I wish I had the photos here but I was too eager to reassemble the camera, so there are no pictures for the repair here. 😦

Last week, I dropped my precious Yashica TLR on the pavement when it popped out of the case. It’s a silly design, because although the camera has strap lugs, it is well nigh impossible to find a strap for it. Instead, a leathery case is placed over the camera, and the straps attach to the case. Normally, this is not a problem (though a huge hassle to keep buttoning and unbuttoning the front flap). However, my case is only a half-case (the front part is missing) so the camera sits in the half case, held on only my 2 little metal retainers. So anyway, long story short, I slung my camera over my shoulder and halfway home, it popped out and landed lens-first onto the pavement. I was lucky that the lens hood was in place, which prevented any scratches on the lens element.

However the protruding lens hood also served to concentrated the impact around the taking lens, resulting in a dent that caused the aperture and shutter wheel to disengage from the aperture indicator and shutter setting gear, respectively.
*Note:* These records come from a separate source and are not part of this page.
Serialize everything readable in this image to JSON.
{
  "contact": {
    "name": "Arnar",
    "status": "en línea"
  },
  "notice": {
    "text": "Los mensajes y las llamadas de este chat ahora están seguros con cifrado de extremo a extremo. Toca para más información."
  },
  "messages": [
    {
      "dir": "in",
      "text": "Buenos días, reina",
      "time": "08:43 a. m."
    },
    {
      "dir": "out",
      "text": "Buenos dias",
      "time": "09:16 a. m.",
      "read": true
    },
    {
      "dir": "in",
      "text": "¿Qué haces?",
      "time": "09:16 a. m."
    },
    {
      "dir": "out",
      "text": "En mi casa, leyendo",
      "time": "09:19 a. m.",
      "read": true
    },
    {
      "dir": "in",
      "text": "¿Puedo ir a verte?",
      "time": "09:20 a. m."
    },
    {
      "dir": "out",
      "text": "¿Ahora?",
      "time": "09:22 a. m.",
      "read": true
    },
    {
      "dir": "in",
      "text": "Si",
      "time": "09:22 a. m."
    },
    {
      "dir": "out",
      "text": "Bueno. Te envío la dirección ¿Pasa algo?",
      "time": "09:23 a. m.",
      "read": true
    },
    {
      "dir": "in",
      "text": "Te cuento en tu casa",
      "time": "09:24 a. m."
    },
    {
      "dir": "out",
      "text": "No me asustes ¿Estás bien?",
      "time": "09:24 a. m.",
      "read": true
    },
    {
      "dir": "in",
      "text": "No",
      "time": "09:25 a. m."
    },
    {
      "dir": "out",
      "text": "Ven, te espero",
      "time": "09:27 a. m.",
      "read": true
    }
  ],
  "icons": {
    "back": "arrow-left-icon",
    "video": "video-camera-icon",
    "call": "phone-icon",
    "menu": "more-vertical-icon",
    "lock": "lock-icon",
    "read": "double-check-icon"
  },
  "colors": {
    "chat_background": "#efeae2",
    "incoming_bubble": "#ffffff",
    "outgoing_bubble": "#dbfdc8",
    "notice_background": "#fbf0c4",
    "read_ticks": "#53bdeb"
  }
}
I was distraught, and proceeded to list the camera on ebay, until I saw these photos on flickr, and realized that taking the camera apart may not be that difficult.

So I proceeded to disassemble the camera and took out the front skirting, and realized that the gearing mechanism is pretty simple.  All I had to do was to somehow un-dent it, and everything should sit back in place.  I tried to use a pair of pliers to pull the front out, and also tried to pry it up, but to no avail.  Desperate, I placed the skirting face down on my carpet and started hammering it, using a screwdriver as a ‘chisel’ to direct the blows.  Amazingly, it worked.  I evened out the dent and the gears moved freely.  I should mention now that the lens elements were totally unaffected as they sit on a separate assembly, i.e. all that was damaged was the gearing system controlling the exposure.

I put the camera together, and endured that the dials are all in place, then again made sure that the gears on the front panel engaged the metering system.  And voila! I got my camera back!  A few coats of paint later, you can hardly tell it was ever damaged.